Every few years, our town does something called "bulky waste". Basically, you can put anything you want out on your curb - no garbage can necessary- and on that one day, the town will pick it up and dispose of it for you. You don't have to figure out how you're going to get to the dump on the ONE weekend a month the dump is open, you don't have to lug whatever it is into your car, you don't have to take your chances with finding people to come take this stuff. If you can drag it to the curb, it's done.
Now before anyone gets all up in arms about how we ought to use Freecycle or what a horrible waste it is to just throw out everything or how could we be thrilled that our town in producing such a multitude of junk, it basically IS Freecycling. Every evening, you can watch people driving slowing through the neighborhoods in pick up trucks or big SUVs, scavenging whatever looks good. In the past, although we've put out a huge amount, by the time the town actually sends the garbage trucks, there is very little left to pick up. They've picked up completely broken and useless stuff - like our old well tank - and probably make a decent amount of money for scrap. Good for them.
The last time the town did this was in 2008, so it feels like it's been a while. Many in town seem downright giddy that they have brought it back. Adam and I seem to have accumulated a good amount of junk in the past six years and we have thrown ourselves into decluttering in a big way. We're skulking through the house in a "take no mercy" way, banishing things to the curb.

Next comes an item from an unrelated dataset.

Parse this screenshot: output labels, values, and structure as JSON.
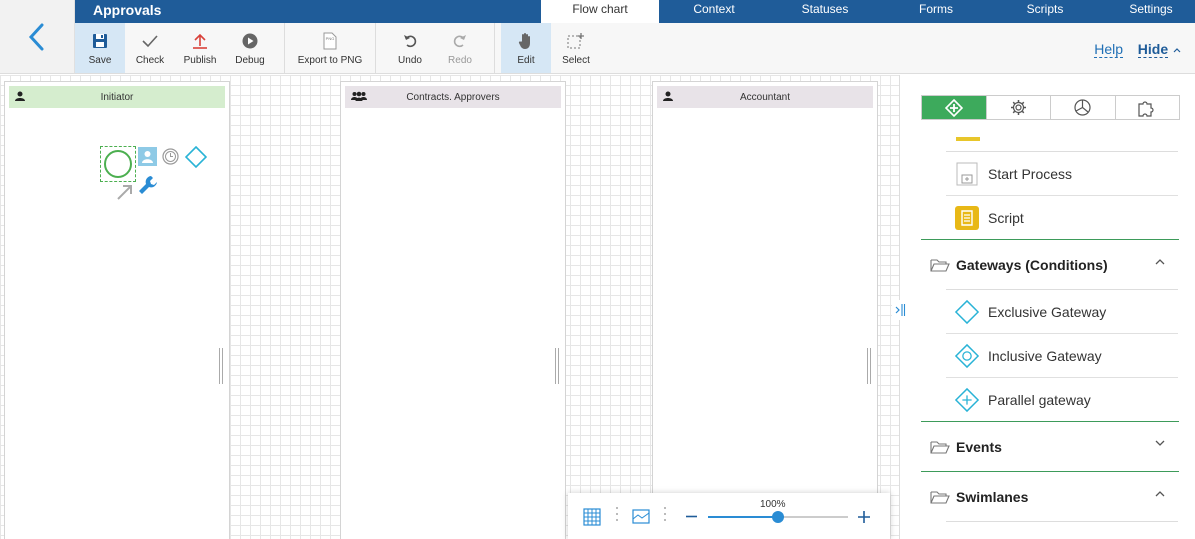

Rusted out, non-LED Christmas deer? Gone.
The remains of our first shed, which caved in under three feet of snow a few years ago? Bye bye!
Computer desk that Adam got in high school? Out the door.

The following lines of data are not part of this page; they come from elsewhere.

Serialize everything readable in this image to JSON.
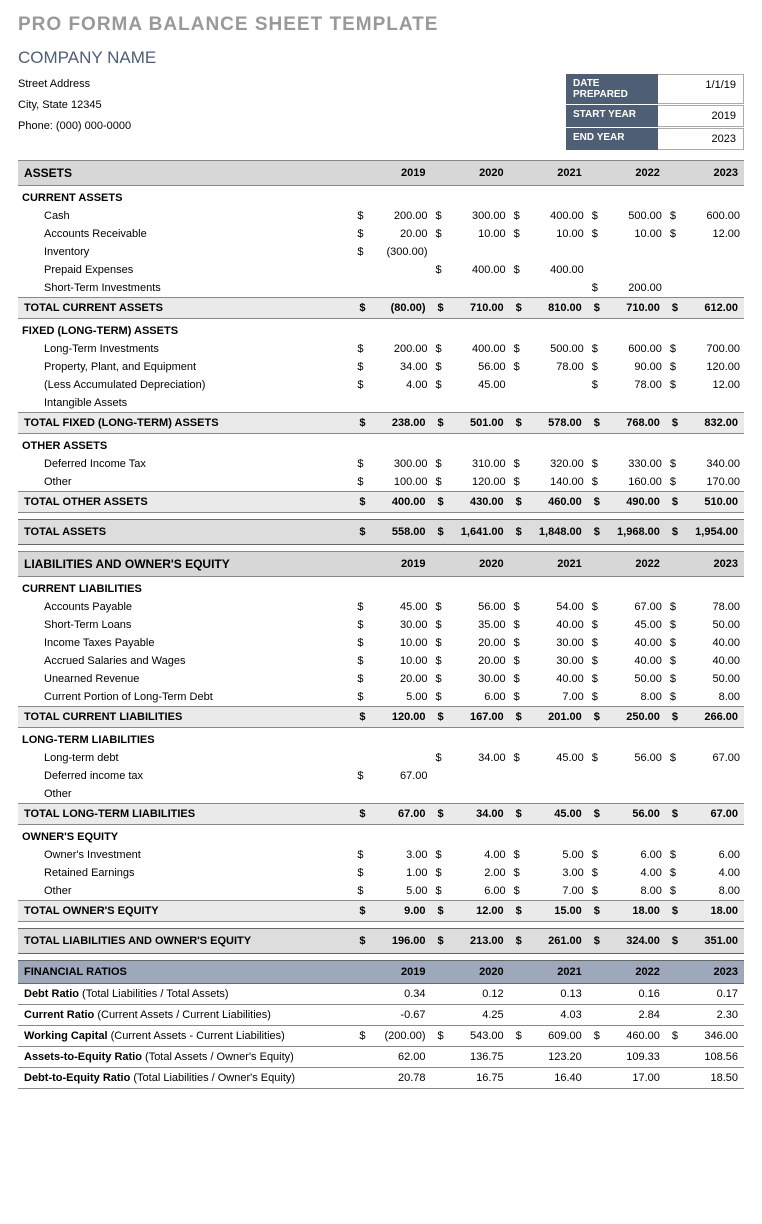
{
  "title": "PRO FORMA BALANCE SHEET TEMPLATE",
  "company": "COMPANY NAME",
  "addr": {
    "street": "Street Address",
    "city": "City, State  12345",
    "phone": "Phone: (000) 000-0000"
  },
  "meta": {
    "date_lbl": "DATE PREPARED",
    "date": "1/1/19",
    "start_lbl": "START YEAR",
    "start": "2019",
    "end_lbl": "END YEAR",
    "end": "2023"
  },
  "yrs": [
    "2019",
    "2020",
    "2021",
    "2022",
    "2023"
  ],
  "assets_lbl": "ASSETS",
  "ca": {
    "lbl": "CURRENT ASSETS",
    "rows": [
      {
        "lbl": "Cash",
        "v": [
          "200.00",
          "300.00",
          "400.00",
          "500.00",
          "600.00"
        ]
      },
      {
        "lbl": "Accounts Receivable",
        "v": [
          "20.00",
          "10.00",
          "10.00",
          "10.00",
          "12.00"
        ]
      },
      {
        "lbl": "Inventory",
        "v": [
          "(300.00)",
          "",
          "",
          "",
          ""
        ]
      },
      {
        "lbl": "Prepaid Expenses",
        "v": [
          "",
          "400.00",
          "400.00",
          "",
          ""
        ]
      },
      {
        "lbl": "Short-Term Investments",
        "v": [
          "",
          "",
          "",
          "200.00",
          ""
        ]
      }
    ],
    "tot": {
      "lbl": "TOTAL CURRENT ASSETS",
      "v": [
        "(80.00)",
        "710.00",
        "810.00",
        "710.00",
        "612.00"
      ]
    }
  },
  "fa": {
    "lbl": "FIXED (LONG-TERM) ASSETS",
    "rows": [
      {
        "lbl": "Long-Term Investments",
        "v": [
          "200.00",
          "400.00",
          "500.00",
          "600.00",
          "700.00"
        ]
      },
      {
        "lbl": "Property, Plant, and Equipment",
        "v": [
          "34.00",
          "56.00",
          "78.00",
          "90.00",
          "120.00"
        ]
      },
      {
        "lbl": "(Less Accumulated Depreciation)",
        "v": [
          "4.00",
          "45.00",
          "",
          "78.00",
          "12.00"
        ]
      },
      {
        "lbl": "Intangible Assets",
        "v": [
          "",
          "",
          "",
          "",
          ""
        ]
      }
    ],
    "tot": {
      "lbl": "TOTAL FIXED (LONG-TERM) ASSETS",
      "v": [
        "238.00",
        "501.00",
        "578.00",
        "768.00",
        "832.00"
      ]
    }
  },
  "oa": {
    "lbl": "OTHER ASSETS",
    "rows": [
      {
        "lbl": "Deferred Income Tax",
        "v": [
          "300.00",
          "310.00",
          "320.00",
          "330.00",
          "340.00"
        ]
      },
      {
        "lbl": "Other",
        "v": [
          "100.00",
          "120.00",
          "140.00",
          "160.00",
          "170.00"
        ]
      }
    ],
    "tot": {
      "lbl": "TOTAL OTHER ASSETS",
      "v": [
        "400.00",
        "430.00",
        "460.00",
        "490.00",
        "510.00"
      ]
    }
  },
  "ta": {
    "lbl": "TOTAL ASSETS",
    "v": [
      "558.00",
      "1,641.00",
      "1,848.00",
      "1,968.00",
      "1,954.00"
    ]
  },
  "liab_lbl": "LIABILITIES AND OWNER'S EQUITY",
  "cl": {
    "lbl": "CURRENT LIABILITIES",
    "rows": [
      {
        "lbl": "Accounts Payable",
        "v": [
          "45.00",
          "56.00",
          "54.00",
          "67.00",
          "78.00"
        ]
      },
      {
        "lbl": "Short-Term Loans",
        "v": [
          "30.00",
          "35.00",
          "40.00",
          "45.00",
          "50.00"
        ]
      },
      {
        "lbl": "Income Taxes Payable",
        "v": [
          "10.00",
          "20.00",
          "30.00",
          "40.00",
          "40.00"
        ]
      },
      {
        "lbl": "Accrued Salaries and Wages",
        "v": [
          "10.00",
          "20.00",
          "30.00",
          "40.00",
          "40.00"
        ]
      },
      {
        "lbl": "Unearned Revenue",
        "v": [
          "20.00",
          "30.00",
          "40.00",
          "50.00",
          "50.00"
        ]
      },
      {
        "lbl": "Current Portion of Long-Term Debt",
        "v": [
          "5.00",
          "6.00",
          "7.00",
          "8.00",
          "8.00"
        ]
      }
    ],
    "tot": {
      "lbl": "TOTAL CURRENT LIABILITIES",
      "v": [
        "120.00",
        "167.00",
        "201.00",
        "250.00",
        "266.00"
      ]
    }
  },
  "lt": {
    "lbl": "LONG-TERM LIABILITIES",
    "rows": [
      {
        "lbl": "Long-term debt",
        "v": [
          "",
          "34.00",
          "45.00",
          "56.00",
          "67.00"
        ]
      },
      {
        "lbl": "Deferred income tax",
        "v": [
          "67.00",
          "",
          "",
          "",
          ""
        ]
      },
      {
        "lbl": "Other",
        "v": [
          "",
          "",
          "",
          "",
          ""
        ]
      }
    ],
    "tot": {
      "lbl": "TOTAL LONG-TERM LIABILITIES",
      "v": [
        "67.00",
        "34.00",
        "45.00",
        "56.00",
        "67.00"
      ]
    }
  },
  "oe": {
    "lbl": "OWNER'S EQUITY",
    "rows": [
      {
        "lbl": "Owner's Investment",
        "v": [
          "3.00",
          "4.00",
          "5.00",
          "6.00",
          "6.00"
        ]
      },
      {
        "lbl": "Retained Earnings",
        "v": [
          "1.00",
          "2.00",
          "3.00",
          "4.00",
          "4.00"
        ]
      },
      {
        "lbl": "Other",
        "v": [
          "5.00",
          "6.00",
          "7.00",
          "8.00",
          "8.00"
        ]
      }
    ],
    "tot": {
      "lbl": "TOTAL OWNER'S EQUITY",
      "v": [
        "9.00",
        "12.00",
        "15.00",
        "18.00",
        "18.00"
      ]
    }
  },
  "tl": {
    "lbl": "TOTAL LIABILITIES AND OWNER'S EQUITY",
    "v": [
      "196.00",
      "213.00",
      "261.00",
      "324.00",
      "351.00"
    ]
  },
  "fr_lbl": "FINANCIAL RATIOS",
  "fr": [
    {
      "b": "Debt Ratio",
      "d": "(Total Liabilities / Total Assets)",
      "cur": false,
      "v": [
        "0.34",
        "0.12",
        "0.13",
        "0.16",
        "0.17"
      ]
    },
    {
      "b": "Current Ratio",
      "d": "(Current Assets / Current Liabilities)",
      "cur": false,
      "v": [
        "-0.67",
        "4.25",
        "4.03",
        "2.84",
        "2.30"
      ]
    },
    {
      "b": "Working Capital",
      "d": "(Current Assets - Current Liabilities)",
      "cur": true,
      "v": [
        "(200.00)",
        "543.00",
        "609.00",
        "460.00",
        "346.00"
      ]
    },
    {
      "b": "Assets-to-Equity Ratio",
      "d": "(Total Assets / Owner's Equity)",
      "cur": false,
      "v": [
        "62.00",
        "136.75",
        "123.20",
        "109.33",
        "108.56"
      ]
    },
    {
      "b": "Debt-to-Equity Ratio",
      "d": "(Total Liabilities / Owner's Equity)",
      "cur": false,
      "v": [
        "20.78",
        "16.75",
        "16.40",
        "17.00",
        "18.50"
      ]
    }
  ]
}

The frame of the patio table? See ya!
Two old vacuums (that were decluttered to US), our broken patio umbrella, a spreader that doesn't work, battered lawn chairs, a wicker hamper that is falling apart and waiting to stab you under the fingernails? All gone.
We've got a long list of other things that won't be given quarter in our home, but we're trying to put things out a bit at a time, so everything is visible and as much gets picked up by the scavengers as possible. We are ruthless.
Except for the baby stuff.
I know, I know that realistically, we're done. The family is complete and I am at peace with that decision. We're in a great place. But somehow, it is incredibly hard to part with the baby stuff.
Adam and I were staring at the crib rails, currently holding court in a corner of our bedroom. In the past few months, both girls moved into toddler beds, and actually, Madison is now sleeping in her "big girl" twin bed, her crib stripped bare and abandoned in her room. We started to talk about what to do.
Adam: So what do we want to do about these?
Me: Ummm....I don't know. We won't be using them again.
Adam: So we should put them out? Or could we try to donate the cribs? Or sell them?
Me: No, Goodwill won't take anything a baby has slept in. And I thought I heard you aren't allowed to sell cribs? Maybe you are. But even if you can, they're both pretty chewed up. And it's not like these are handcrafted artisan cribs.
Adam: So we should put them out?
Me: I feel weird about just putting out the rail. No one will take just a rail. And then if we find out someone does want the cribs we won't have all four sides.
Adam: Madison doesn't use hers at all. Should we put the rail back on and put the whole crib out?
Me: Ummmm....I don't know.
We finally left it, reminding each other that we have a few more weeks to figure it out.
But I'm really not sure why we're hesitating. We are not picturing any more babies sleeping in cribs in our house. We aren't hoping we get to use these cribs again. There is no logical reason we need two cribs when both girls have outgrown the actual "crib", and we're staring at two spit up on, chewed up, stained rails. They are purely clutter. They should have been among the first things we hauled out. Why is it hard?
I think it's that they symbolize the last of the baby days. We've managed to give away and sell most of the smaller gear - the bouncers and swings and high chair. Burp clothes and towels have been turned into cleaning rags. I've been sorting through clothes and toys as Reagan outgrows them, making piles to consign, piles to sell, piles to donate, piles to pass on to friends. Although I've been cooing here and there over an adorable tiny dress or sleeper, I've generally been ok with this.
But the crib is hard to say goodbye to. When I was pregnant, it made the nursery feel like a nursery, rather than a room crowded with baby gear. Madison's crib saw her grow from a tiny newborn into a preschooler. Unlike the clothes, the gear, the toys, which all had a lifespan measured in months, this piece of furniture was constant for her first three and a half years. And even though she isn't using it, saying a true goodbye seems strange.
I don't have to say goodbye yet. I could give these cribs a pass until next time. I could scour Pinterest for ways to re-use them.
But if I do that, I'm just postponing the inevitable. I'm clinging to a material memory trying to slow the progression of time, but that isn't reality. The baby days are in their twilight. Both girls are growing into independent, feisty, individuals, who don't want to stay babies. And why would I want to keep them that way, when the little girls they are growing into are so amazing?
Today, the crib rails stay in our bedroom, and both rail-less cribs stay firmly in the girls' rooms.
Maybe in two weeks, I'll be ready to say goodbye. But if not, I'll know the end is coming.
And I'll be ok with that.